## WORK TO BE COMPLETED:
Every line of the entries that holds the word "subtitle" is to be copied.

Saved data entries
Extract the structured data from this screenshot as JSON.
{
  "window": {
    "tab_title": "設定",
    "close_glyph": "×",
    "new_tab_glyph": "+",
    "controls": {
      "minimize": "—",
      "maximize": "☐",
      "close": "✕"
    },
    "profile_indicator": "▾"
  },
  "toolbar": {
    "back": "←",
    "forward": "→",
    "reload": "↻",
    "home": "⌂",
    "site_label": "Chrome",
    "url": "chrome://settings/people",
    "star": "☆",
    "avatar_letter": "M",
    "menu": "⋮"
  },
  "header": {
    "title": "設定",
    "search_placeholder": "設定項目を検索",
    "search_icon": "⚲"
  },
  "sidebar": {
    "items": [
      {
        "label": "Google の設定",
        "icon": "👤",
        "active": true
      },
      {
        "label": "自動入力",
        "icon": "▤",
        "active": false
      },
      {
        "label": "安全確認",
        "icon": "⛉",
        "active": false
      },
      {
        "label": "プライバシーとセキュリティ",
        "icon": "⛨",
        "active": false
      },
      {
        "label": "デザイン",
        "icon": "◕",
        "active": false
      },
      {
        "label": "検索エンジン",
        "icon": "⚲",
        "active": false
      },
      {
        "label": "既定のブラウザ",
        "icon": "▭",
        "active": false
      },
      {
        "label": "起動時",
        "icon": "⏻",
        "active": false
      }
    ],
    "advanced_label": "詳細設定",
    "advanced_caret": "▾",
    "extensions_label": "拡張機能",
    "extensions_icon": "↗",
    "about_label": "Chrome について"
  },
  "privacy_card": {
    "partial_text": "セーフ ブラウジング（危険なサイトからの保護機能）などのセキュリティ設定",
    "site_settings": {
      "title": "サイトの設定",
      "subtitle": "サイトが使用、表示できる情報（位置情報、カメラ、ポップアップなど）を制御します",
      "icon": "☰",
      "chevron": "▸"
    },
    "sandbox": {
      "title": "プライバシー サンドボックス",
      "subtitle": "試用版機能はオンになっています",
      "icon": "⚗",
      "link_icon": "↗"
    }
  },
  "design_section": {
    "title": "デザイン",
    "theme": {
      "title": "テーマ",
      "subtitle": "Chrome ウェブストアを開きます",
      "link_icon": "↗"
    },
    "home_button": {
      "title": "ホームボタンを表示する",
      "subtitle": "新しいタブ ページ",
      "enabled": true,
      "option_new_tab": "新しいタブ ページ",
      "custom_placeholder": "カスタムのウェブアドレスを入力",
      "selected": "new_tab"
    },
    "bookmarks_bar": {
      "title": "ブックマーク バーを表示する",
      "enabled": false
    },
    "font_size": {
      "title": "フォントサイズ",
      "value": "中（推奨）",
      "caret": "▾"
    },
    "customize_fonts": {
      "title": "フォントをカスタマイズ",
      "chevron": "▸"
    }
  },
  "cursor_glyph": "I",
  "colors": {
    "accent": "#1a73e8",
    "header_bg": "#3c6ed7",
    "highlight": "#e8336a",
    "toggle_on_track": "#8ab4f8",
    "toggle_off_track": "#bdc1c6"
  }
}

## EXERCISE RESULT:
      "subtitle": "サイトが使用、表示できる情報（位置情報、カメラ、ポップアップなど）を制御します",
      "subtitle": "試用版機能はオンになっています",
      "subtitle": "Chrome ウェブストアを開きます",
      "subtitle": "新しいタブ ページ",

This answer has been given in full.